The rear panel connectors are fairly straightforward. The bottom wiring row is labeled for program outputs, monitor, mix/minus off-air in, talkback in and talkback send 1 and 2. An added feature is that these connectors interface with a pop-out component. Wires are screwed down into the pop-out, then attached to the back.
This arrangement makes for more flexible installation and maintenance than if wires were attached directly. Instead of having to pull the whole unit from the rack to check connection, you pull the pop-out. Above this, a row of female XLR connectors are set up for the line ins, phone and mics. A pair of unbalanced RCA connectors serves as the I/O for a computer soundcard.
A cleaner sound
The major component upgrade for the MKII is the three new low-Z mic preamps. The first two are used for the mics; the last is intended for configuration as the line input return for a telehybrid.
(click thumbnail)Detail of the rear connectors. The bottom wiring row is labeled for program outputs, monitor, mix/minus off-air in, talkback in and talkback send 1 and 2. The connectors interface with a pop-out component.The original components were sufficient for most radio applications, with S/N ratios of around 65 dB. Considering that the signal quality is only as good as the weakest link, this is a pretty decent spec especially for AM radio applications. But with the coming digital radio advances as well as additional applications for the NM-250 as a remote mixer, the new high-grade components bring the S/N ratio much lower.
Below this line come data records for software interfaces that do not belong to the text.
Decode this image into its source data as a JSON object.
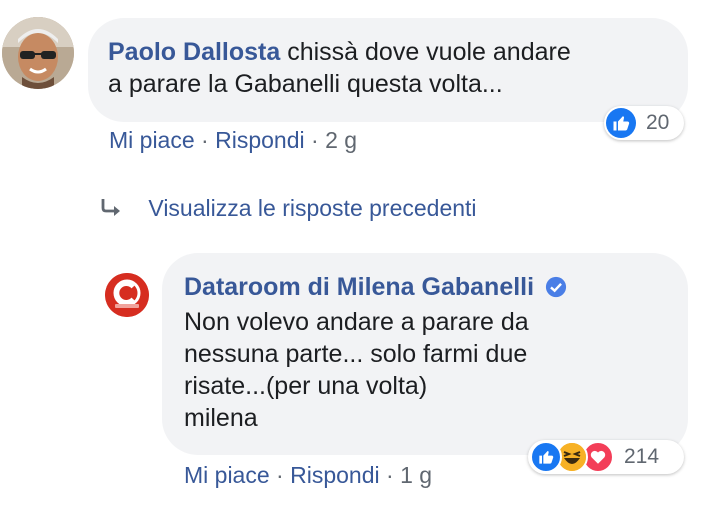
{
  "comment": {
    "author": "Paolo Dallosta",
    "text_line1": "chissà dove vuole andare",
    "text_line2": "a parare la Gabanelli questa volta...",
    "actions": {
      "like": "Mi piace",
      "reply": "Rispondi",
      "time": "2 g",
      "sep": "·"
    },
    "reactions": {
      "count": "20",
      "icons": [
        "like-icon"
      ]
    }
  },
  "view_replies": {
    "label": "Visualizza le risposte precedenti",
    "icon": "reply-arrow-icon"
  },
  "reply": {
    "author": "Dataroom di Milena Gabanelli",
    "verified": true,
    "lines": [
      "Non volevo andare a parare da",
      "nessuna parte... solo farmi due",
      "risate...(per una volta)",
      "milena"
    ],
    "actions": {
      "like": "Mi piace",
      "reply": "Rispondi",
      "time": "1 g",
      "sep": "·"
    },
    "reactions": {
      "count": "214",
      "icons": [
        "like-icon",
        "haha-icon",
        "love-icon"
      ]
    }
  },
  "colors": {
    "link": "#385898",
    "bubble": "#f2f3f5",
    "like": "#1877f2",
    "haha": "#f7b125",
    "love": "#f33e58"
  }
}
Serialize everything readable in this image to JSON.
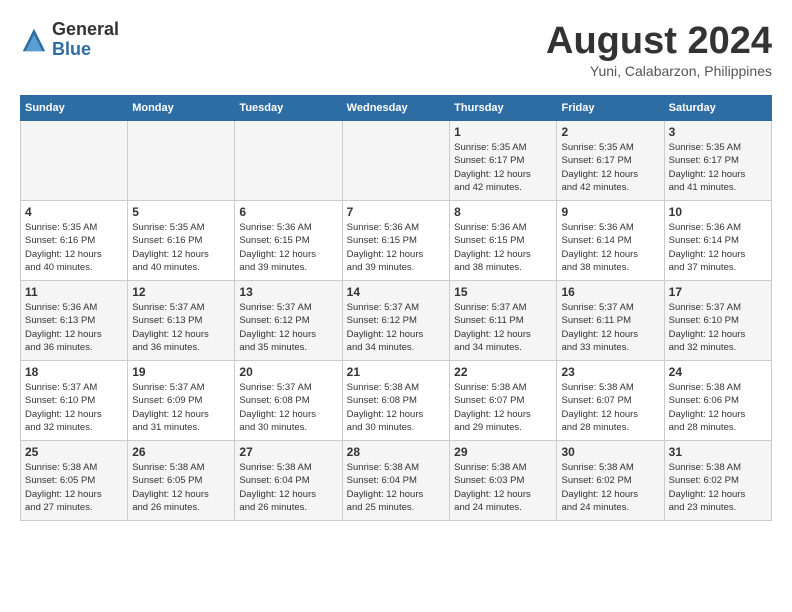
{
  "logo": {
    "general": "General",
    "blue": "Blue"
  },
  "title": {
    "month_year": "August 2024",
    "location": "Yuni, Calabarzon, Philippines"
  },
  "headers": [
    "Sunday",
    "Monday",
    "Tuesday",
    "Wednesday",
    "Thursday",
    "Friday",
    "Saturday"
  ],
  "weeks": [
    [
      {
        "day": "",
        "detail": ""
      },
      {
        "day": "",
        "detail": ""
      },
      {
        "day": "",
        "detail": ""
      },
      {
        "day": "",
        "detail": ""
      },
      {
        "day": "1",
        "detail": "Sunrise: 5:35 AM\nSunset: 6:17 PM\nDaylight: 12 hours\nand 42 minutes."
      },
      {
        "day": "2",
        "detail": "Sunrise: 5:35 AM\nSunset: 6:17 PM\nDaylight: 12 hours\nand 42 minutes."
      },
      {
        "day": "3",
        "detail": "Sunrise: 5:35 AM\nSunset: 6:17 PM\nDaylight: 12 hours\nand 41 minutes."
      }
    ],
    [
      {
        "day": "4",
        "detail": "Sunrise: 5:35 AM\nSunset: 6:16 PM\nDaylight: 12 hours\nand 40 minutes."
      },
      {
        "day": "5",
        "detail": "Sunrise: 5:35 AM\nSunset: 6:16 PM\nDaylight: 12 hours\nand 40 minutes."
      },
      {
        "day": "6",
        "detail": "Sunrise: 5:36 AM\nSunset: 6:15 PM\nDaylight: 12 hours\nand 39 minutes."
      },
      {
        "day": "7",
        "detail": "Sunrise: 5:36 AM\nSunset: 6:15 PM\nDaylight: 12 hours\nand 39 minutes."
      },
      {
        "day": "8",
        "detail": "Sunrise: 5:36 AM\nSunset: 6:15 PM\nDaylight: 12 hours\nand 38 minutes."
      },
      {
        "day": "9",
        "detail": "Sunrise: 5:36 AM\nSunset: 6:14 PM\nDaylight: 12 hours\nand 38 minutes."
      },
      {
        "day": "10",
        "detail": "Sunrise: 5:36 AM\nSunset: 6:14 PM\nDaylight: 12 hours\nand 37 minutes."
      }
    ],
    [
      {
        "day": "11",
        "detail": "Sunrise: 5:36 AM\nSunset: 6:13 PM\nDaylight: 12 hours\nand 36 minutes."
      },
      {
        "day": "12",
        "detail": "Sunrise: 5:37 AM\nSunset: 6:13 PM\nDaylight: 12 hours\nand 36 minutes."
      },
      {
        "day": "13",
        "detail": "Sunrise: 5:37 AM\nSunset: 6:12 PM\nDaylight: 12 hours\nand 35 minutes."
      },
      {
        "day": "14",
        "detail": "Sunrise: 5:37 AM\nSunset: 6:12 PM\nDaylight: 12 hours\nand 34 minutes."
      },
      {
        "day": "15",
        "detail": "Sunrise: 5:37 AM\nSunset: 6:11 PM\nDaylight: 12 hours\nand 34 minutes."
      },
      {
        "day": "16",
        "detail": "Sunrise: 5:37 AM\nSunset: 6:11 PM\nDaylight: 12 hours\nand 33 minutes."
      },
      {
        "day": "17",
        "detail": "Sunrise: 5:37 AM\nSunset: 6:10 PM\nDaylight: 12 hours\nand 32 minutes."
      }
    ],
    [
      {
        "day": "18",
        "detail": "Sunrise: 5:37 AM\nSunset: 6:10 PM\nDaylight: 12 hours\nand 32 minutes."
      },
      {
        "day": "19",
        "detail": "Sunrise: 5:37 AM\nSunset: 6:09 PM\nDaylight: 12 hours\nand 31 minutes."
      },
      {
        "day": "20",
        "detail": "Sunrise: 5:37 AM\nSunset: 6:08 PM\nDaylight: 12 hours\nand 30 minutes."
      },
      {
        "day": "21",
        "detail": "Sunrise: 5:38 AM\nSunset: 6:08 PM\nDaylight: 12 hours\nand 30 minutes."
      },
      {
        "day": "22",
        "detail": "Sunrise: 5:38 AM\nSunset: 6:07 PM\nDaylight: 12 hours\nand 29 minutes."
      },
      {
        "day": "23",
        "detail": "Sunrise: 5:38 AM\nSunset: 6:07 PM\nDaylight: 12 hours\nand 28 minutes."
      },
      {
        "day": "24",
        "detail": "Sunrise: 5:38 AM\nSunset: 6:06 PM\nDaylight: 12 hours\nand 28 minutes."
      }
    ],
    [
      {
        "day": "25",
        "detail": "Sunrise: 5:38 AM\nSunset: 6:05 PM\nDaylight: 12 hours\nand 27 minutes."
      },
      {
        "day": "26",
        "detail": "Sunrise: 5:38 AM\nSunset: 6:05 PM\nDaylight: 12 hours\nand 26 minutes."
      },
      {
        "day": "27",
        "detail": "Sunrise: 5:38 AM\nSunset: 6:04 PM\nDaylight: 12 hours\nand 26 minutes."
      },
      {
        "day": "28",
        "detail": "Sunrise: 5:38 AM\nSunset: 6:04 PM\nDaylight: 12 hours\nand 25 minutes."
      },
      {
        "day": "29",
        "detail": "Sunrise: 5:38 AM\nSunset: 6:03 PM\nDaylight: 12 hours\nand 24 minutes."
      },
      {
        "day": "30",
        "detail": "Sunrise: 5:38 AM\nSunset: 6:02 PM\nDaylight: 12 hours\nand 24 minutes."
      },
      {
        "day": "31",
        "detail": "Sunrise: 5:38 AM\nSunset: 6:02 PM\nDaylight: 12 hours\nand 23 minutes."
      }
    ]
  ]
}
The published specs of under 80 dB are borne out with tests of the demo unit showing 85 dB.
Beyond the mic preamps, the unit is quiet from the use of 1 percent metal-film resistors all through the audio path and the power supply’s toroidal transformer. While a lot of newsroom work is of the “quick ‘n dirty” variety where time is of the essence in breaking stories, it’s nice to know that the MKII doesn’t contribute to any of the rough edges that go with the territory.
Other adds for the MKII include start and stop pulses for the telephone and computer inputs. A 100 ms pulse to ground can be used to operate computer playback as well as telehybrid operation.
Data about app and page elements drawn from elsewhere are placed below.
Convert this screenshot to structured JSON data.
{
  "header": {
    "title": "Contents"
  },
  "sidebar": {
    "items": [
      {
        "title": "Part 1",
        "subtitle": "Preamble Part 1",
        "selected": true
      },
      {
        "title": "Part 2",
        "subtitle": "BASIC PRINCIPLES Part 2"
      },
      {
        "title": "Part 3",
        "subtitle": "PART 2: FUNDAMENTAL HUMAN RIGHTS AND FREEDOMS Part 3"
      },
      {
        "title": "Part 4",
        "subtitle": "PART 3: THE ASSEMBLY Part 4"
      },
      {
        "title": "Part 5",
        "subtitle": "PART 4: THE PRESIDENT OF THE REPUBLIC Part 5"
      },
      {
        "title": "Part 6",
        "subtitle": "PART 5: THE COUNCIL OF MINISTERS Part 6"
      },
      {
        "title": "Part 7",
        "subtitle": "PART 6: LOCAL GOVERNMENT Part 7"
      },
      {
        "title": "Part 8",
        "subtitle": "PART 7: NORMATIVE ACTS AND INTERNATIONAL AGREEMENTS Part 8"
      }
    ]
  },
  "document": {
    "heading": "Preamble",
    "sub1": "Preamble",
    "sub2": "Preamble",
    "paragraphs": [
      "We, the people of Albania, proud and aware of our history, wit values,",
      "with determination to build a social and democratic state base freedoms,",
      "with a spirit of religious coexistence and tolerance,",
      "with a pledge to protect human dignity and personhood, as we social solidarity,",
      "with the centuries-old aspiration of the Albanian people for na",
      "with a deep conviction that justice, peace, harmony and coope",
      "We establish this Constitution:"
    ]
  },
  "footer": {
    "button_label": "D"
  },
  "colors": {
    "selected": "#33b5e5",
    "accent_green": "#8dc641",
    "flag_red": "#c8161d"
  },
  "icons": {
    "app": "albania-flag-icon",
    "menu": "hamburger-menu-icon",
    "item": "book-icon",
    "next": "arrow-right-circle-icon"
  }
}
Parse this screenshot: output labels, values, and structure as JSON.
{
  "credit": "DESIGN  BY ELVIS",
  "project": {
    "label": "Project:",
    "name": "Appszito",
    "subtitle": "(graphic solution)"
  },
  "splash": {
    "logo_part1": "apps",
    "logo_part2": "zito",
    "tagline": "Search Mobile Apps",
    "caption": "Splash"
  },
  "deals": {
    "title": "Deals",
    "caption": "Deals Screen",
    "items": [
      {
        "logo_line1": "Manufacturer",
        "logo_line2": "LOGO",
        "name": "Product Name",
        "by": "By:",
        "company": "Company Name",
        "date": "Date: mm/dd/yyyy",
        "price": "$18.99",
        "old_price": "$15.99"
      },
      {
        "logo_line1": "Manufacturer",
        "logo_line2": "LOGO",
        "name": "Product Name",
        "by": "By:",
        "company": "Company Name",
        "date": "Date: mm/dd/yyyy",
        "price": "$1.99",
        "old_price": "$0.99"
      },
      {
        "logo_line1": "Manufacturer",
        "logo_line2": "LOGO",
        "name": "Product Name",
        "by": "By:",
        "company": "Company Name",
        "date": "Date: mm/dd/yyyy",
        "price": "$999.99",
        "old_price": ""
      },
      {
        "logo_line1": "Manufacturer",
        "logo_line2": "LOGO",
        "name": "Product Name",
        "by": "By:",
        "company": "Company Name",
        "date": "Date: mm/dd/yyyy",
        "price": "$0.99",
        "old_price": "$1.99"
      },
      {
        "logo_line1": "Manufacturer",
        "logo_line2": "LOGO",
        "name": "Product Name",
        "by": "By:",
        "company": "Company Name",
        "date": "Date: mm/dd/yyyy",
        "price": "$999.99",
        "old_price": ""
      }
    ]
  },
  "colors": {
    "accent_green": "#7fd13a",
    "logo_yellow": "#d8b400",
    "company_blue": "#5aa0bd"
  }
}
Overall, the NM-250 MKII is a well thought out, an easy choice for a busy news operation. The front jack 1/8-inch input is especially welcome for field reporters wanting to get sound they’ve gathered out to the audience without any hassle. For larger operations, maintaining consistency from workstation to workstation makes it simple for staff to work at different locations with the same interface. Also, the rackmount design opens valuable desk space.
Downsides are the unbalanced RCAs for the computer interface and the thin gauge metals used for the cover/case. The computer I/O is designed to save the need for a balanced/unbalanced adapter typically used to bring consumer-grade components — here, a generic computer’s soundcard — into the professional broadcast mix.
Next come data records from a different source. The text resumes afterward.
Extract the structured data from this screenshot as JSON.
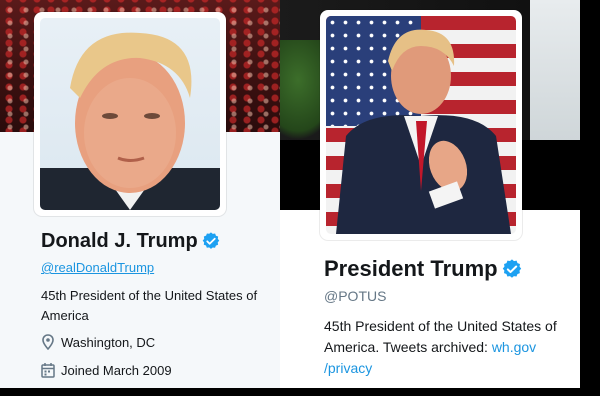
{
  "left_profile": {
    "name": "Donald J. Trump",
    "handle": "@realDonaldTrump",
    "bio": "45th President of the United States of America",
    "location": "Washington, DC",
    "joined": "Joined March 2009",
    "icons": [
      "verified-badge-icon",
      "location-pin-icon",
      "calendar-icon"
    ]
  },
  "right_profile": {
    "name": "President Trump",
    "handle": "@POTUS",
    "bio_text": "45th President of the United States of America. Tweets archived: ",
    "bio_link_1": "wh.gov",
    "bio_link_2": "/privacy",
    "icons": [
      "verified-badge-icon"
    ]
  },
  "colors": {
    "link": "#1b95e0",
    "verified": "#1da1f2",
    "text": "#14171a",
    "muted": "#657786"
  }
}
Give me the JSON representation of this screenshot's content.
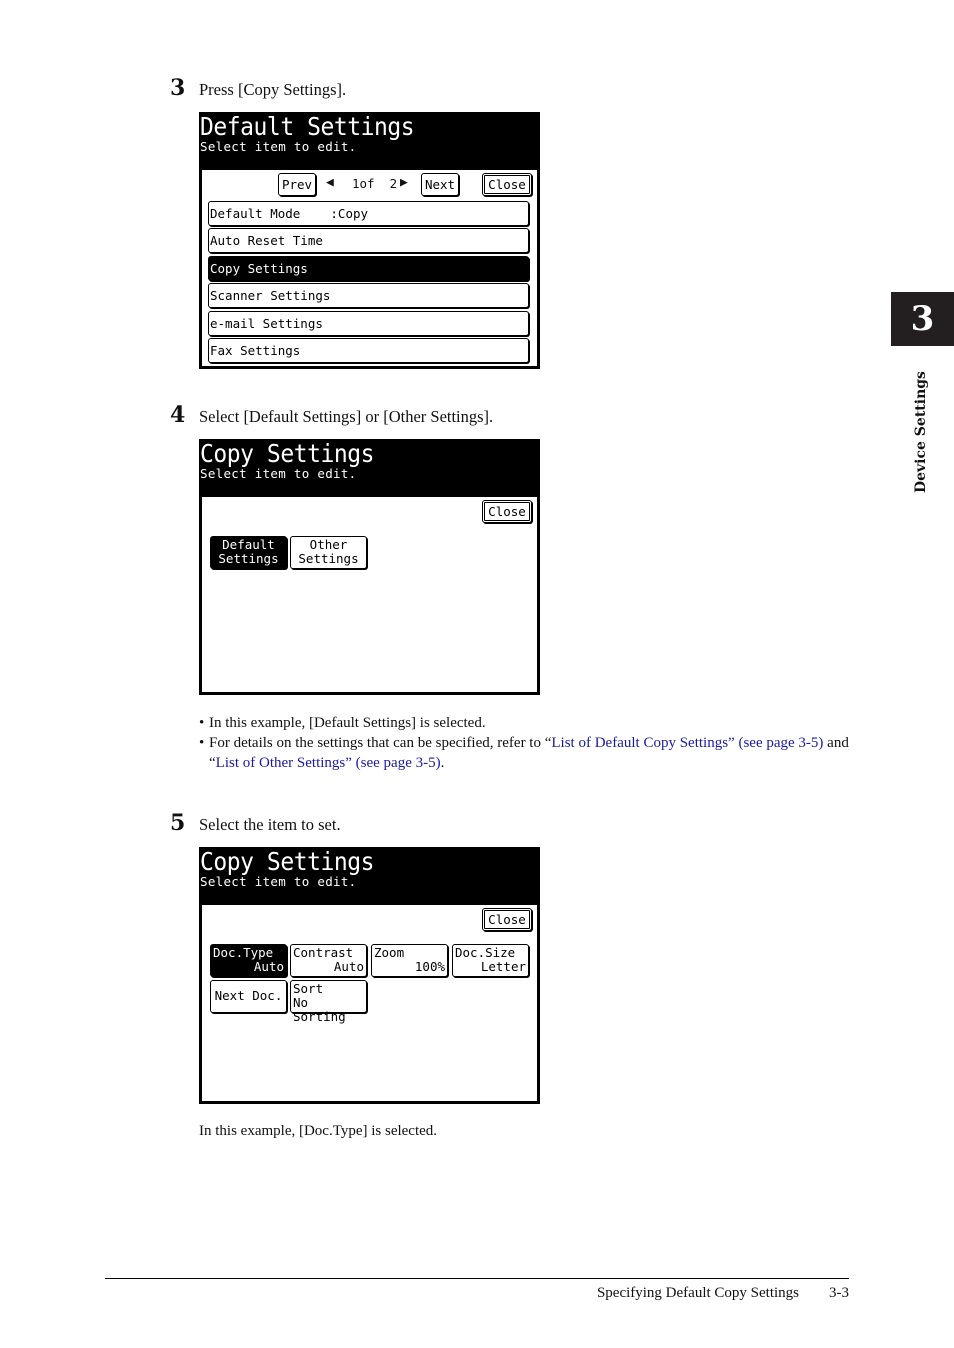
{
  "chapter": {
    "number": "3",
    "label": "Device Settings"
  },
  "steps": [
    {
      "number": "3",
      "text": "Press [Copy Settings].",
      "screen": {
        "title": "Default Settings",
        "subtitle": "Select item to edit.",
        "nav": {
          "prev": "Prev",
          "page_indicator": "1of  2",
          "next": "Next",
          "close": "Close"
        },
        "items": [
          {
            "label": "Default Mode    :Copy",
            "selected": false
          },
          {
            "label": "Auto Reset Time",
            "selected": false
          },
          {
            "label": "Copy Settings",
            "selected": true
          },
          {
            "label": "Scanner Settings",
            "selected": false
          },
          {
            "label": "e-mail Settings",
            "selected": false
          },
          {
            "label": "Fax Settings",
            "selected": false
          }
        ]
      }
    },
    {
      "number": "4",
      "text": "Select [Default Settings] or [Other Settings].",
      "screen": {
        "title": "Copy Settings",
        "subtitle": "Select item to edit.",
        "close": "Close",
        "buttons": [
          {
            "line1": "Default",
            "line2": "Settings",
            "selected": true
          },
          {
            "line1": "Other",
            "line2": "Settings",
            "selected": false
          }
        ]
      },
      "notes": {
        "bullet1": "In this example, [Default Settings] is selected.",
        "bullet2_prefix": "For details on the settings that can be specified, refer to “",
        "link1": "List of Default Copy Settings",
        "link1_ref": "” (see page 3-5)",
        "and": " and “",
        "link2": "List of Other Settings",
        "link2_ref": "” (see page 3-5)",
        "end": "."
      }
    },
    {
      "number": "5",
      "text": "Select the item to set.",
      "screen": {
        "title": "Copy Settings",
        "subtitle": "Select item to edit.",
        "close": "Close",
        "buttons": [
          {
            "name": "Doc.Type",
            "value": "Auto",
            "selected": true
          },
          {
            "name": "Contrast",
            "value": "Auto",
            "selected": false
          },
          {
            "name": "Zoom",
            "value": "100%",
            "selected": false
          },
          {
            "name": "Doc.Size",
            "value": "Letter",
            "selected": false
          },
          {
            "name": "Next Doc.",
            "value": "",
            "selected": false
          },
          {
            "name": "Sort",
            "value": "No Sorting",
            "selected": false
          }
        ]
      },
      "note": "In this example, [Doc.Type] is selected."
    }
  ],
  "footer": {
    "section": "Specifying Default Copy Settings",
    "page": "3-3"
  }
}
Even though the quality of consumer soundcards has come up considerably, the real issue is that using any unbalanced audio connector near a PC is an invitation to trouble. PCs typically generate a variety of electrical noise from the computer’s power supply and motherboard and the best way to sidestep it is by using a professional audiocard with a balanced I/O. But with the MKII, you’ll need to use a balanced/unbalanced adapter to attach a professional soundcard. Far better to scrap the RCAs for balanced TRS jacks in the first place.
The question of the case for the unit is perhaps a bit picky. The NM-250 MKII is not designed to be a portable mixer and the components inside the box will be perfectly safe when properly installed in a rack. Still, the aluminum top of the case seems a bit thin and flexes in without too much weight or pressure applied. Tossing it on top of the pile at a workstation is not a good idea.
The NM-250 MKII is a workhorse for the contemporary radio newsroom and a significant improvement over adapting general-purpose mixers for this highly specific broadcast task.